A means to an end?
It used to be that you became a behavior analyst because you wanted to be one. You were seduced by what it meant to be a behavior analyst – by the characteristics that set behavior analysis apart from other ways of talking about, investigating, and changing behavior. Being a behavior analyst was at its core an intellectual commitment, one that only other behavior analysts could truly understand. Other approaches seemed flawed and unappealing to the extent that behavior analysis seemed the only acceptable option.
What you might do for a living as a behavior analyst was largely secondary to that commitment. The whole point was to be a behavior analyst, whatever else that might mean. Yes, you might have enrolled in a program that prepared you for a particular kind of employment, but you chose that program because it offered a way for you to become a behavior analyst, which was the all-important context for your career. In the end, you saw yourself as a behavior analyst who provided professional services rather than a professional who used behavior analytic procedures.

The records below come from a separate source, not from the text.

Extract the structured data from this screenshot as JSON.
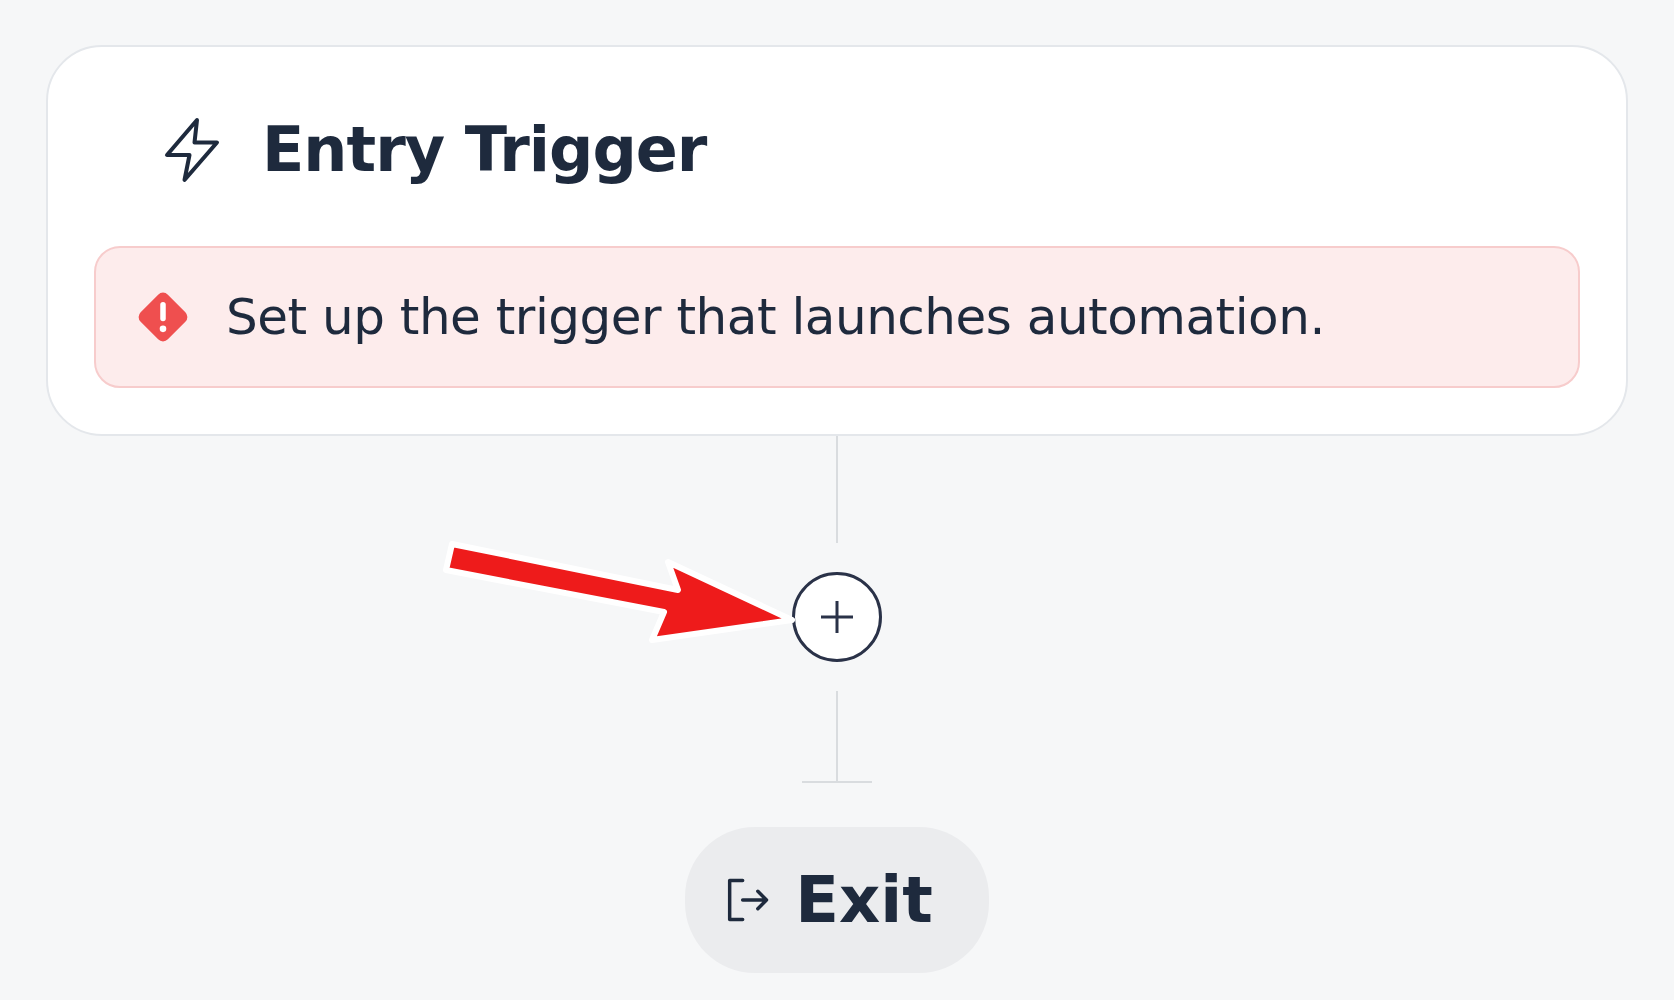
{
  "trigger": {
    "title": "Entry Trigger",
    "alert": "Set up the trigger that launches automation."
  },
  "exit": {
    "label": "Exit"
  }
}
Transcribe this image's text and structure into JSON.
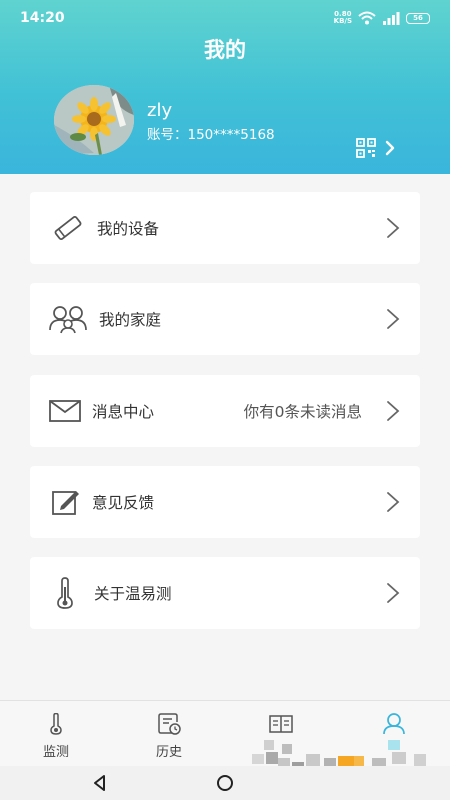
{
  "status_bar": {
    "time": "14:20",
    "net_speed_value": "0.80",
    "net_speed_unit": "KB/S",
    "battery": "56"
  },
  "header": {
    "title": "我的",
    "username": "zly",
    "account": "账号：150****5168"
  },
  "menu": [
    {
      "label": "我的设备",
      "icon": "device-icon"
    },
    {
      "label": "我的家庭",
      "icon": "family-icon"
    },
    {
      "label": "消息中心",
      "icon": "mail-icon",
      "extra": "你有0条未读消息"
    },
    {
      "label": "意见反馈",
      "icon": "edit-icon"
    },
    {
      "label": "关于温易测",
      "icon": "thermometer-icon"
    }
  ],
  "tabs": [
    {
      "label": "监测",
      "icon": "thermometer-tab-icon"
    },
    {
      "label": "历史",
      "icon": "history-icon"
    },
    {
      "label": "",
      "icon": "book-icon"
    },
    {
      "label": "",
      "icon": "user-icon",
      "active": true
    }
  ],
  "colors": {
    "header_top": "#5fd3cf",
    "header_bottom": "#3ab5dc",
    "active_tab": "#3ab5dc",
    "icon_gray": "#555555"
  }
}
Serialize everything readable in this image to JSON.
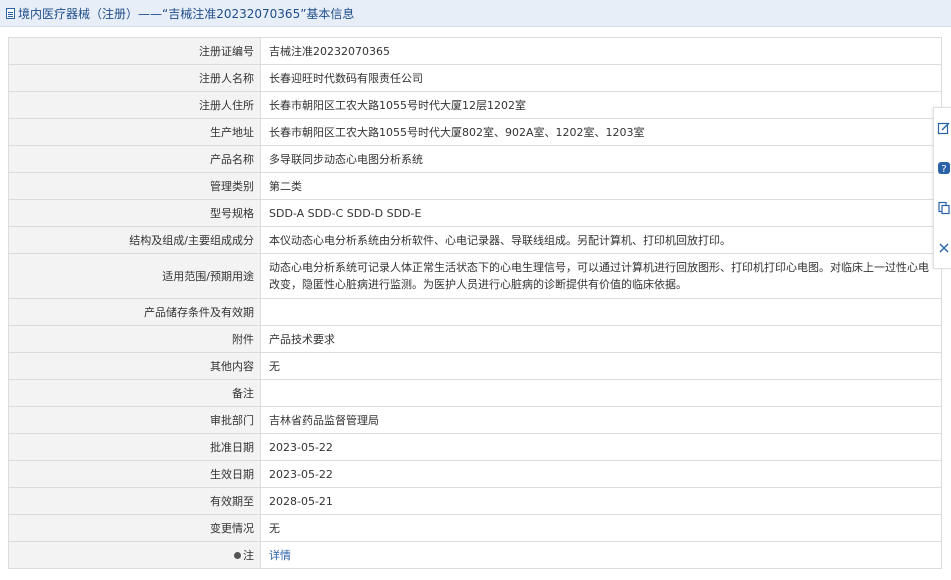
{
  "header": {
    "title": "境内医疗器械（注册）——“吉械注准20232070365”基本信息",
    "icon": "document-icon"
  },
  "rows": [
    {
      "label": "注册证编号",
      "value": "吉械注准20232070365"
    },
    {
      "label": "注册人名称",
      "value": "长春迎旺时代数码有限责任公司"
    },
    {
      "label": "注册人住所",
      "value": "长春市朝阳区工农大路1055号时代大厦12层1202室"
    },
    {
      "label": "生产地址",
      "value": "长春市朝阳区工农大路1055号时代大厦802室、902A室、1202室、1203室"
    },
    {
      "label": "产品名称",
      "value": "多导联同步动态心电图分析系统"
    },
    {
      "label": "管理类别",
      "value": "第二类"
    },
    {
      "label": "型号规格",
      "value": "SDD-A SDD-C SDD-D SDD-E"
    },
    {
      "label": "结构及组成/主要组成成分",
      "value": "本仪动态心电分析系统由分析软件、心电记录器、导联线组成。另配计算机、打印机回放打印。"
    },
    {
      "label": "适用范围/预期用途",
      "value": "动态心电分析系统可记录人体正常生活状态下的心电生理信号，可以通过计算机进行回放图形、打印机打印心电图。对临床上一过性心电改变，隐匿性心脏病进行监测。为医护人员进行心脏病的诊断提供有价值的临床依据。"
    },
    {
      "label": "产品储存条件及有效期",
      "value": ""
    },
    {
      "label": "附件",
      "value": "产品技术要求"
    },
    {
      "label": "其他内容",
      "value": "无"
    },
    {
      "label": "备注",
      "value": ""
    },
    {
      "label": "审批部门",
      "value": "吉林省药品监督管理局"
    },
    {
      "label": "批准日期",
      "value": "2023-05-22"
    },
    {
      "label": "生效日期",
      "value": "2023-05-22"
    },
    {
      "label": "有效期至",
      "value": "2028-05-21"
    },
    {
      "label": "变更情况",
      "value": "无"
    }
  ],
  "note_row": {
    "label": "注",
    "link": "详情",
    "icon": "bullet-icon"
  },
  "side_tools": [
    {
      "icon": "edit-icon"
    },
    {
      "icon": "help-icon"
    },
    {
      "icon": "copy-icon"
    },
    {
      "icon": "close-icon"
    }
  ],
  "colors": {
    "header_bg": "#e8eef7",
    "header_text": "#1f4e8c",
    "label_bg": "#f3f3f3",
    "border": "#dcdcdc",
    "link": "#2a62a8"
  }
}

Does that distinction seem too subtle? The difference between those two identities has important consequences for both individual practitioners and ABA as a field. The issue has to do with the role that the fundamentals of behavior analysis – its research foundation, its methods, and its philosophical framework – play in the day-to-day work of practitioners. That role depends on how the fundamentals are represented in training programs that prepare students for professional careers. Are they merely faint background for a primary focus on the details of professional preparation, or are they a substantive core that thoroughly pervades the more professional aspects of training?
If what it means to be a behavior analyst becomes subordinate to the understandably important aspects of professional preparation, ABA may gradually devolve into little more than a technology, increasingly unmoored from its foundations. Although there’s no gainsaying the importance of thorough professional training, by itself that priority will always fall short of the field’s potential. The most concerning risk is a diminishing role of the glue that holds everything else together – radical behaviorism. There have always been some who found our direct measurement and behavior change procedures appealing, but what separates them from real behavior analysts is a working understanding of how to understand the causes of behavior without falling into the endless traps set by colloquial dialect.
It’s understandable that applicants to ABA training programs find this field attractive because it can provide them with a professional credential that allows them to effectively address client’s behavioral needs and earn a more-than-respectable living. However, if they graduate without having been transformed into well-trained behavior analysts who see behavior analysis – not their professional credential – as the core of their identity, it will be a real problem for the field.
Johnston, J. M. (2016). What makes a behavior analyst? March 22.
Johnston, J. M., Carr, J. E., & Mellichamp, F.H. (2017). The history of the professional credentialing of applied behavior analysts. The Behavior Analyst, 1-16.
Sidman, M. (1960). Tactics of scientific research. New York: Basic Books.